Summary: A memoir told by Roxane Gay. It is a letter to and about her body. She looks back over her childhood and young adult life to see what led her to love her body. As an overweight woman in a culture that sees beauty in being skinny, she tells her story and how she has coped with the invisibility that is incorporated with it.
Highlights: The author’s writing style is very simple and easy to follow. She is very candid about her life and the tragic events that have happened to her. She is comfortable in who she is and she portrays this in her writing. She is unapologetic and outspoken. The chapters are very short and the book is a quick read but not always and easy one.
Lowlights: Many points that she makes become repetitive. And I had a tough time listening to her read and talk. You feel terrible for her but at the same time applaud her for being true to who she is. I have mixed feelings about this book. I understand being comfortable in your body but at the same time being healthy and taking care of yourself is important too. I liked that she was very upfront about her life and struggles.
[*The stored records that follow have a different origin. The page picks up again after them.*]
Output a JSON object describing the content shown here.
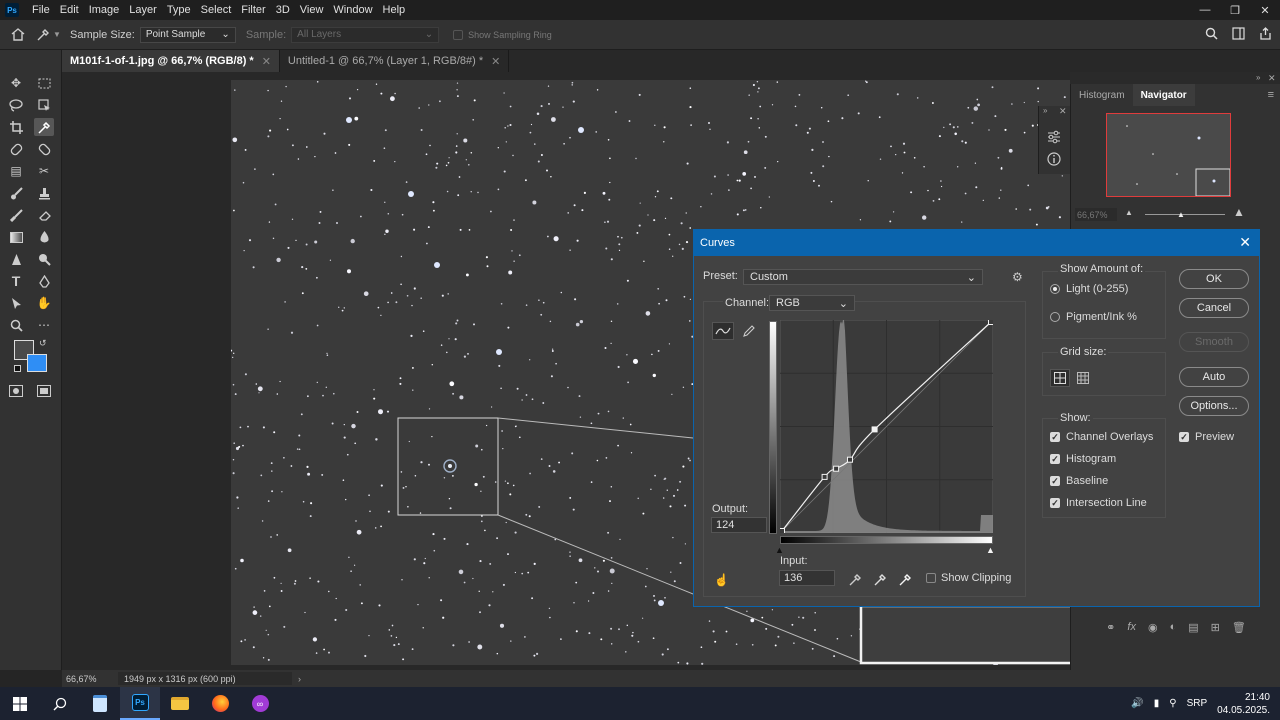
{
  "app": {
    "logo_text": "Ps"
  },
  "menu": [
    "File",
    "Edit",
    "Image",
    "Layer",
    "Type",
    "Select",
    "Filter",
    "3D",
    "View",
    "Window",
    "Help"
  ],
  "options_bar": {
    "sample_size_label": "Sample Size:",
    "sample_size_value": "Point Sample",
    "sample_label": "Sample:",
    "sample_value": "All Layers",
    "sampling_ring_label": "Show Sampling Ring"
  },
  "tabs": [
    {
      "label": "M101f-1-of-1.jpg @ 66,7% (RGB/8) *",
      "active": true
    },
    {
      "label": "Untitled-1 @ 66,7% (Layer 1, RGB/8#) *",
      "active": false
    }
  ],
  "navigator": {
    "tabs": [
      "Histogram",
      "Navigator"
    ],
    "zoom": "66,67%"
  },
  "curves": {
    "title": "Curves",
    "preset_label": "Preset:",
    "preset_value": "Custom",
    "channel_label": "Channel:",
    "channel_value": "RGB",
    "output_label": "Output:",
    "output_value": "124",
    "input_label": "Input:",
    "input_value": "136",
    "show_clipping_label": "Show Clipping",
    "show_amount_label": "Show Amount of:",
    "light_label": "Light  (0-255)",
    "pigment_label": "Pigment/Ink %",
    "grid_size_label": "Grid size:",
    "show_label": "Show:",
    "show_options": [
      "Channel Overlays",
      "Histogram",
      "Baseline",
      "Intersection Line"
    ],
    "buttons": {
      "ok": "OK",
      "cancel": "Cancel",
      "smooth": "Smooth",
      "auto": "Auto",
      "options": "Options..."
    },
    "preview_label": "Preview",
    "points": [
      [
        0,
        0
      ],
      [
        52,
        66
      ],
      [
        66,
        76
      ],
      [
        83,
        87
      ],
      [
        113,
        124
      ],
      [
        255,
        255
      ]
    ]
  },
  "status": {
    "zoom": "66,67%",
    "doc_info": "1949 px x 1316 px (600 ppi)"
  },
  "taskbar": {
    "language": "SRP",
    "time": "21:40",
    "date": "04.05.2025."
  }
}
First line: From the day that she was born, she was taught that she was Hmong by the adults around her.
Summary: A memoir by Kao Kalia Yang, an author, activist, and public speaker. She was born in a refugee camp in Thailand. Her family are Hmong. They spent many years running and hiding from Vietnamese soldiers who were hunting the Hmong people. She spent her first years in the camp. When the chance to travel to America became available, her family took it. The first years in Minnesota were hard. They had to learn English, live off welfare checks, and try to feed their expanding family. Over years, her parents got jobs, learned to drive and encouraged their children to better themselves. As a young woman, she now looks back at her life and the strength of her family.
Highlights: I had never heard of the Hmong people. While reading this I was earning a history lesson as well as a social one. Refugees have to be strong to leave their homes and try to start over in a new country. Yang has a great way with words. I was scared for her family. I was happy when they were happy. It surprises me that something this terrible was happening in such modern times. Most of the events happened during my lifetime. This book can open the reader’s eyes to troubles of refugees. It is easy to overlook these people. But many of us are here because of “refugees” even though we call them immigrants. We need to have more sympathy and help for people who have lost everything and are trying to begin again.
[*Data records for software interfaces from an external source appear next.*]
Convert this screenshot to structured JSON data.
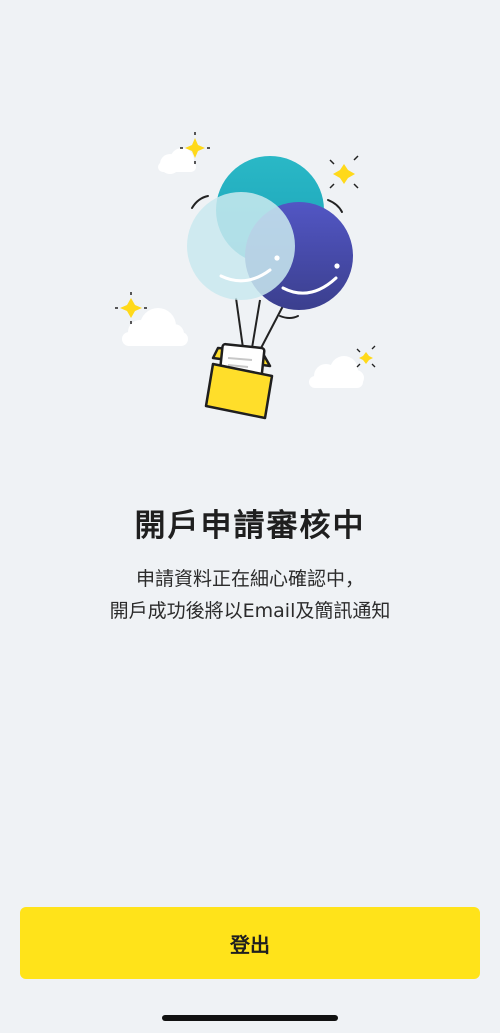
{
  "status": {
    "title": "開戶申請審核中",
    "message_line1": "申請資料正在細心確認中，",
    "message_line2": "開戶成功後將以Email及簡訊通知"
  },
  "actions": {
    "logout_label": "登出"
  },
  "illustration": {
    "icon": "balloons-envelope-icon",
    "colors": {
      "teal": "#1fb4c4",
      "light_blue": "#c9e9ef",
      "indigo": "#4a50b4",
      "yellow": "#ffde2a"
    }
  },
  "theme": {
    "background": "#eff2f5",
    "accent": "#ffe31a"
  }
}
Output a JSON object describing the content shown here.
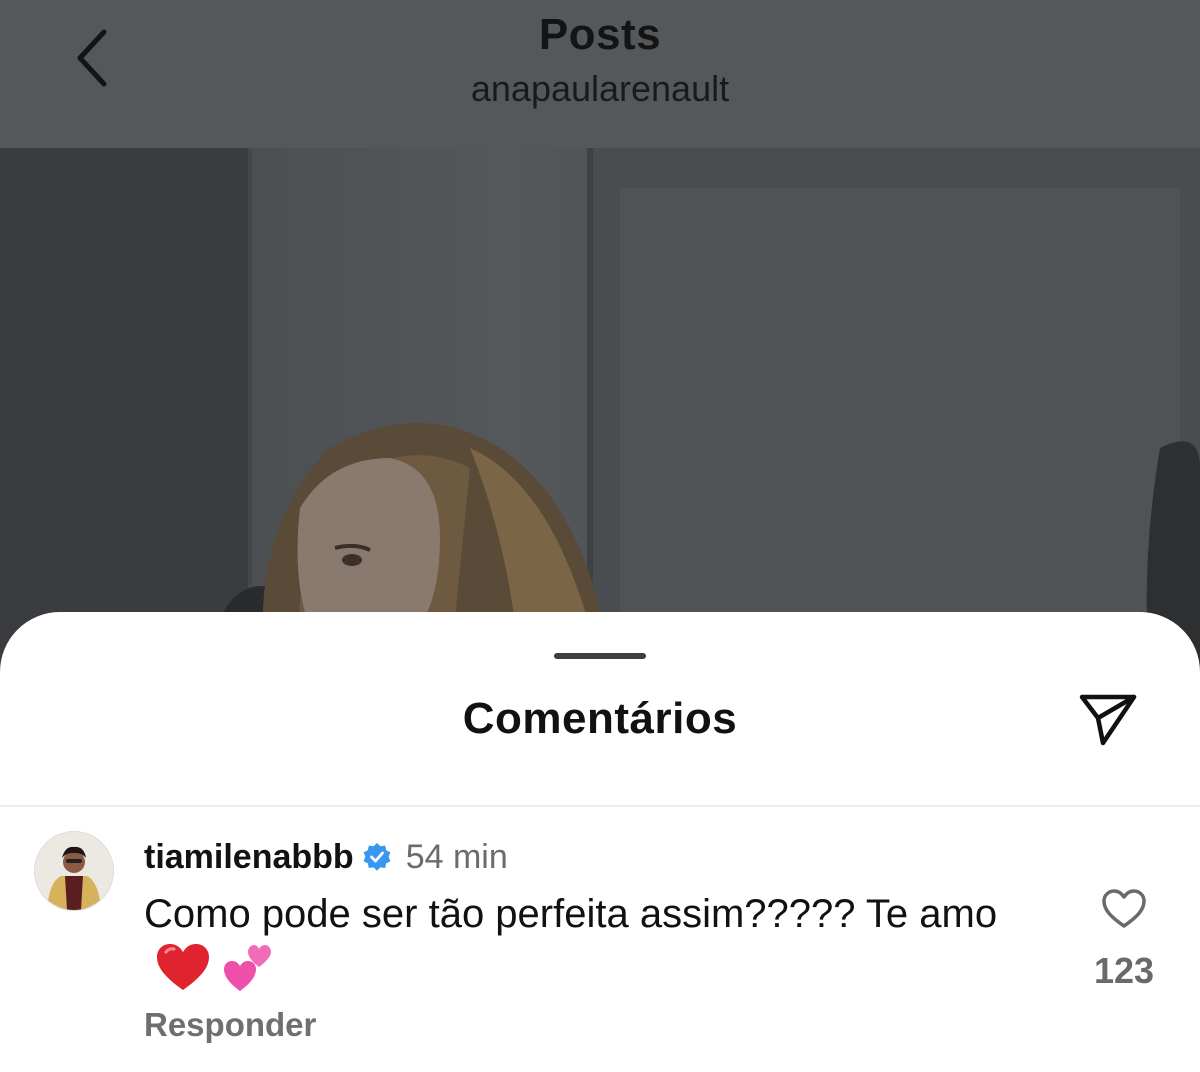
{
  "header": {
    "title": "Posts",
    "subtitle": "anapaularenault",
    "back_icon": "chevron-left-icon"
  },
  "post": {
    "image_description_icon": "photo"
  },
  "comments_sheet": {
    "title": "Comentários",
    "share_icon": "paper-plane-icon"
  },
  "comment": {
    "username": "tiamilenabbb",
    "verified": true,
    "time": "54 min",
    "text": "Como pode ser tão perfeita assim????? Te amo",
    "emojis": [
      "red-heart",
      "two-hearts"
    ],
    "reply_label": "Responder",
    "like_count": "123",
    "like_icon": "heart-outline-icon"
  },
  "colors": {
    "verified_badge": "#3897f0",
    "secondary_text": "#6b6b6b",
    "dim_overlay": "#55585b",
    "heart_red": "#e0242f",
    "heart_pink": "#ee4fa8"
  }
}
Lowlights: I have no complaints about the book. I am just sad I could not go see Yang speak when she was in Wichita.
Summary: Part personal experience. Part research study. This book delves into what it is like to have an anxiety disorder and how to understand them. Millions of people in this country suffer from anxiety. There are many new techniques and treatments being developed in order to help the people struggling with this disorder.
Highlights: I really enjoyed reading about her personal stories dealing with anxiety. When I am feeling anxious, it seems like no one else can seem to understand. Knowing that there are so many other people out there that are feeling the same way is comforting. I have considered trying the mindfulness training and yoga as another way to help with my anxiety but have yet to start either.
Lowlights: I did get a little lost in the technical babble at times and all the acronyms. I wanted more of her personal success stories as a guide to help myself.